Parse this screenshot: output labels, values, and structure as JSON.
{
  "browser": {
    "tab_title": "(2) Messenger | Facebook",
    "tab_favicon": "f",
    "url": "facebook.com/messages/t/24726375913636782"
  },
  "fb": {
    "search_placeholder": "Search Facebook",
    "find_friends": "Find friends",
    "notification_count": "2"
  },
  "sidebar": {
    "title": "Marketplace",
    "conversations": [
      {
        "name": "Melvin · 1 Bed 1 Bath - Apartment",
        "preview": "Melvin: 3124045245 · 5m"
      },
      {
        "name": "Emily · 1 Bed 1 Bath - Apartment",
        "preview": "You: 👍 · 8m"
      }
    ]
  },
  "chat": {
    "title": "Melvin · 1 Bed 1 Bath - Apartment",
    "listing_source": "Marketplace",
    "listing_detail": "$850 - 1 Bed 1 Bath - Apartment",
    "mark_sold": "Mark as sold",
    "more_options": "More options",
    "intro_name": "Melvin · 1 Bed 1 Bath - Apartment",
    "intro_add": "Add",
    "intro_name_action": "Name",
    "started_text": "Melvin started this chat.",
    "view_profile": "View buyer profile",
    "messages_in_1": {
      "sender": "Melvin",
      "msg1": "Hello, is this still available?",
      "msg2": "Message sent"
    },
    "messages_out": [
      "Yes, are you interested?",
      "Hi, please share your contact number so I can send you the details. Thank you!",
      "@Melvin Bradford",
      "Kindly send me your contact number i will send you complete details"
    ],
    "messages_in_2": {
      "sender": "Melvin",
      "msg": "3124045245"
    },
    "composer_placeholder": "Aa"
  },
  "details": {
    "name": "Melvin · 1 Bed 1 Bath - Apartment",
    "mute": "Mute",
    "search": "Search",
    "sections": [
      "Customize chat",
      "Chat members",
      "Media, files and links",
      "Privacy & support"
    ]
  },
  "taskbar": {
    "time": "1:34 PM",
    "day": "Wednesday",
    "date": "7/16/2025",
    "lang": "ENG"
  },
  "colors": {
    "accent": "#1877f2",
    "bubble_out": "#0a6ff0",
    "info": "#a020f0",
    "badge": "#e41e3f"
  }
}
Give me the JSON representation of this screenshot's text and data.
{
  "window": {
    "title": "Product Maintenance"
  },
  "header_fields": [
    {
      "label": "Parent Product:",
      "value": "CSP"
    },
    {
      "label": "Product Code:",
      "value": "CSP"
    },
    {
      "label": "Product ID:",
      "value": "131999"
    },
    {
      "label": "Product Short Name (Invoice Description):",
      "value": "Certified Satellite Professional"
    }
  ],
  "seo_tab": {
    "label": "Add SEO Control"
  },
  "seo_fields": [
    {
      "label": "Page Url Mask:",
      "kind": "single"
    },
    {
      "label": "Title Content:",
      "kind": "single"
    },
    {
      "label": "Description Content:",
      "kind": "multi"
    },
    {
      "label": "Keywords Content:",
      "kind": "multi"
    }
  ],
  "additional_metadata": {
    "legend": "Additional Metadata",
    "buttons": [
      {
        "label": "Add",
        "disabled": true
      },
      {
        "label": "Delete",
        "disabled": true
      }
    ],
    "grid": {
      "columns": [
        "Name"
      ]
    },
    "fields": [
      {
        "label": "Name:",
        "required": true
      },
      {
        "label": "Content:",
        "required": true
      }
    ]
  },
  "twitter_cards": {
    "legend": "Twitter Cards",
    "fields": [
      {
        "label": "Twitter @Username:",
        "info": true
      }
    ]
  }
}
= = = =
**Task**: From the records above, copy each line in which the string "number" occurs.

**Worked solution**:
      "Hi, please share your contact number so I can send you the details. Thank you!",
      "Kindly send me your contact number i will send you complete details"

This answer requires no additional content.